"In the world in general, there are at least 50,000 child exploitation crimes discovered through the Internet. But only 500 have been solved," National Police chief of detectives Comr. Gen. Makbul Padmanegara said at Wednesday's launch of the system.

"Taking this kind of integrated approach allows each player to bring their expertise and contribution to the table, producing a more effective response to the heinous crimes. We are now equipped with tools to better protect children around the world from online predators."

Representatives of the U.S. Department of Justice, the Australian Federal Police, the Canadian Embassy and Microsoft also attended the event.

The system is currently in use in the major cities of Jakarta, Bandung, Yogyakarta, Medan, Bali, Surabaya and Batam, as well as Lombok.

According to Sr. Comr. Petrus Reinhard Golose of the police information technology and cyber crime unit, the CETS system works to detect all digital signatures made by offenders on the Internet.

Microsoft's Asia Pacific director Peter Moore explained that the police search for offenders would be expedited by knowing how to search different databases for e-mails and chat sessions. The latter are often used to exchange information among pedophiles, or to prey on unsuspecting children using the Web.

"They would be able to share the information across the provincial centers in Indonesia and law enforcement authorities in different countries across the world," Moore said.

Four police officers visited the Toronto Police Force Headquarters in February 2006 as part of its Instructor Development Program to understand how CETS is being deployed and used to track online child predators in North America and across the world.

Upon their return, the four officers trained 29 other fellow officers on the CETS system operation and were scheduled to start a new training class in July.

The U.S. Department of Justice has played a leading role in the capacity-building efforts of the National Police by providing
technical assistance in the form of training and education. This has helped National Police investigators to further develop the skills necessary to investigate instances of computer facilitated crimes such as child exploitation, identity theft and credit card fraud.

The fight to curb sexual exploitation of children through the Internet is bound to become more complicated, with the convergence between the Internet and mobile phone making access to cyberspace more open.

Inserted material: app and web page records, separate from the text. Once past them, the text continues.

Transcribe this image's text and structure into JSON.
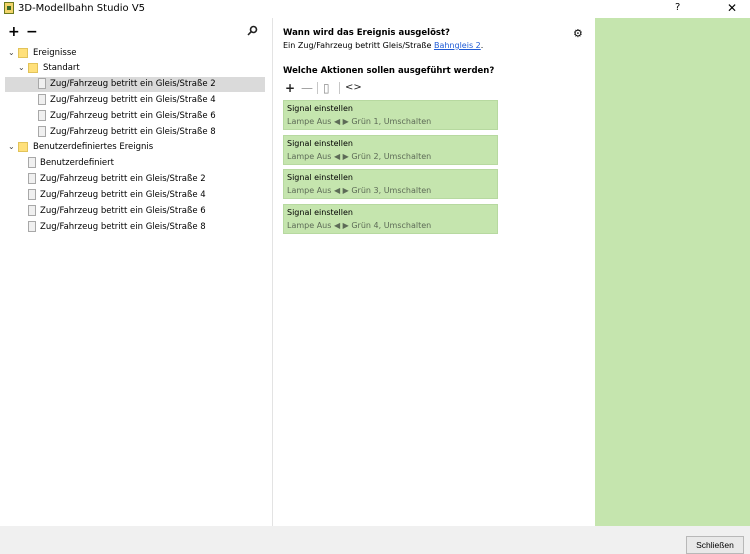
{
  "window": {
    "title": "3D-Modellbahn Studio V5",
    "help_label": "?",
    "close_label": "✕"
  },
  "left_toolbar": {
    "add_label": "+",
    "remove_label": "−"
  },
  "tree": {
    "root_label": "Ereignisse",
    "groups": [
      {
        "label": "Standart",
        "items": [
          "Zug/Fahrzeug betritt ein Gleis/Straße 2",
          "Zug/Fahrzeug betritt ein Gleis/Straße 4",
          "Zug/Fahrzeug betritt ein Gleis/Straße 6",
          "Zug/Fahrzeug betritt ein Gleis/Straße 8"
        ]
      },
      {
        "label": "Benutzerdefiniertes Ereignis",
        "items": [
          "Benutzerdefiniert",
          "Zug/Fahrzeug betritt ein Gleis/Straße 2",
          "Zug/Fahrzeug betritt ein Gleis/Straße 4",
          "Zug/Fahrzeug betritt ein Gleis/Straße 6",
          "Zug/Fahrzeug betritt ein Gleis/Straße 8"
        ]
      }
    ]
  },
  "event": {
    "question": "Wann wird das Ereignis ausgelöst?",
    "trigger_prefix": "Ein Zug/Fahrzeug betritt Gleis/Straße ",
    "trigger_link": "Bahngleis 2",
    "trigger_suffix": ".",
    "gear_label": "⚙"
  },
  "actions": {
    "question": "Welche Aktionen sollen ausgeführt werden?",
    "toolbar": {
      "add_label": "+",
      "remove_label": "—",
      "copy_label": "▯",
      "code_label": "<>"
    },
    "items": [
      {
        "title": "Signal einstellen",
        "detail": "Lampe Aus ◀ ▶ Grün 1, Umschalten"
      },
      {
        "title": "Signal einstellen",
        "detail": "Lampe Aus ◀ ▶ Grün 2, Umschalten"
      },
      {
        "title": "Signal einstellen",
        "detail": "Lampe Aus ◀ ▶ Grün 3, Umschalten"
      },
      {
        "title": "Signal einstellen",
        "detail": "Lampe Aus ◀ ▶ Grün 4, Umschalten"
      }
    ]
  },
  "footer": {
    "close_button": "Schließen"
  },
  "colors": {
    "accent_green": "#c5e5ae",
    "selection": "#dadada"
  }
}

A report by ECPAT International released in September 2005 states that Asia is leading the way in connectivity and that it estimated 1 billion people would be mobile phone subscribers by 2010.